A vote last week by the Los Angeles City Council will initiate a process to ban new oil and gas wells and phase out existing wells within the City’s limits. This historic vote is a major victory for environmental justice communities that have been disproportionately impacted by the harmful impacts of neighborhood oil drilling for far too long.
The win follows from more than a decade of advocacy by STAND-L.A., a local environmental justice coalition, to stop neighborhood oil and gas drilling in Los Angeles. The vote comes on the heels of Culver City and L.A. County measures last year to initiate phase-out processes, together putting the region on track to end harmful oil and gas extraction activities.
The L.A. City Council’s motion, which was introduced by Councilmember Paul Krekorian and seconded by Council President Nury Martinez, directs the Department of City Planning to collaborate with the City Attorney’s office to draft an ordinance that:
• Prohibits new oil and gas extraction operations and
• Designates existing operations a nonconforming land use (and requires them to be phased out).
The motion also:
• Instructs the Office of Petroleum and Natural Gas Administration and Safety (OPNGAS) to hire a consultant to conduct an amortization study to determine a reasonable phase-out period;
• Directs OPNGAS to create a new city policy for plugging and remediating inactive wells within 3-5 years of the end of well operations; and
• Requires the City to participate in L.A. County’s Just Transition Taskforce, which will create job opportunities for workers employed by the oil and gas industry.

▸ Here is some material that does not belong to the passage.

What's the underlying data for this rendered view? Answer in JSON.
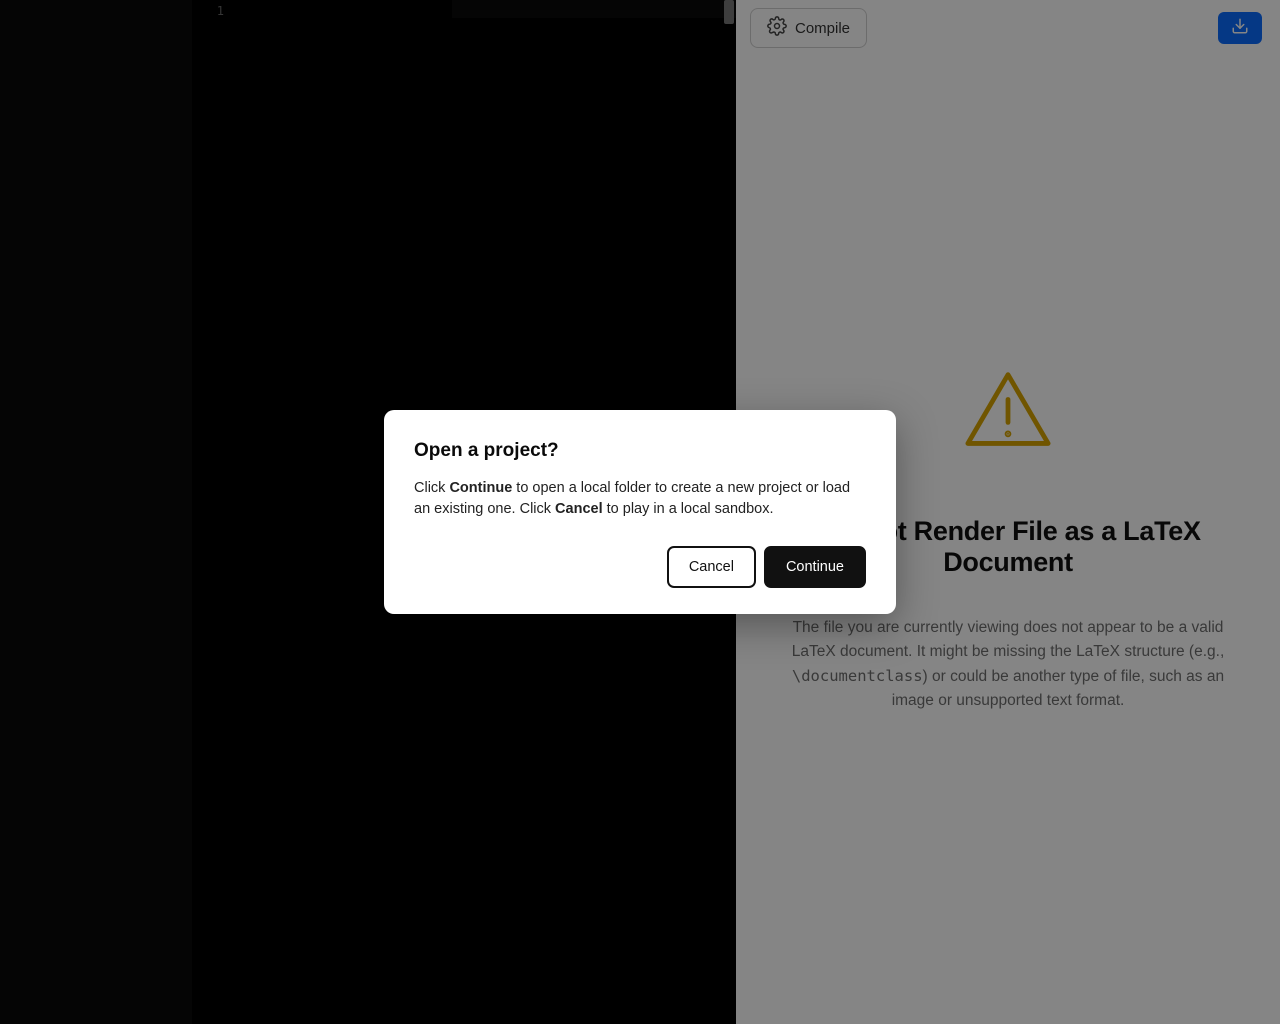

The Council’s actions will help alleviate health burdens on residents living near drill sites, who experience higher rates of asthma, sinus problems, eye burning, severe headaches, loss of sense of smell, persistent cough, and nose bleeds, among other long-term health impacts. Los Angeles’ low-income communities and communities of color bear the brunt of these impacts, contributing to public health, racial justice, and environmental inequities.
The needs and priorities of these communities have been represented by organizations in the STAND-L.A. coalition, which brings together environmental, public health, housing, and community-based perspectives. Members include Physicians for Social Responsibility L.A., Communities for a Better Environment, SCOPE, Redeemer Community Partnership, Holman United Methodist Church, Black Women for Wellness, and Esperanza Community Housing. STAND-L.A.’s powerful rallying cry, “No drilling where we’re living”, and tireless organizing and power building were critical in securing this vote.
So, what happens next? Changing the designation for existing wells and prohibiting new wells will require a new ordinance to amend the City’s land use and zoning codes, a process that requires approval by the City Planning Commission, adoption by the City Council, and the Mayor’s signature before the ordinance can take effect. The amortization study will provide support for a reasonable (and legally-defensible) phase-out period for existing wells. The 2021-2022 City budget earmarked approximately $3.5 million for an amortization study of oil sites. Additionally, Culver City and L.A. County’s phase-out processes may generate best practices, and state-level action may also be on the horizon.
Over the last several years, UCLA’s Frank G. Wells Environmental Law Clinic has weighed in to explain the legal basis for local phase-out efforts. We look forward to working together with the community to advance this important goal.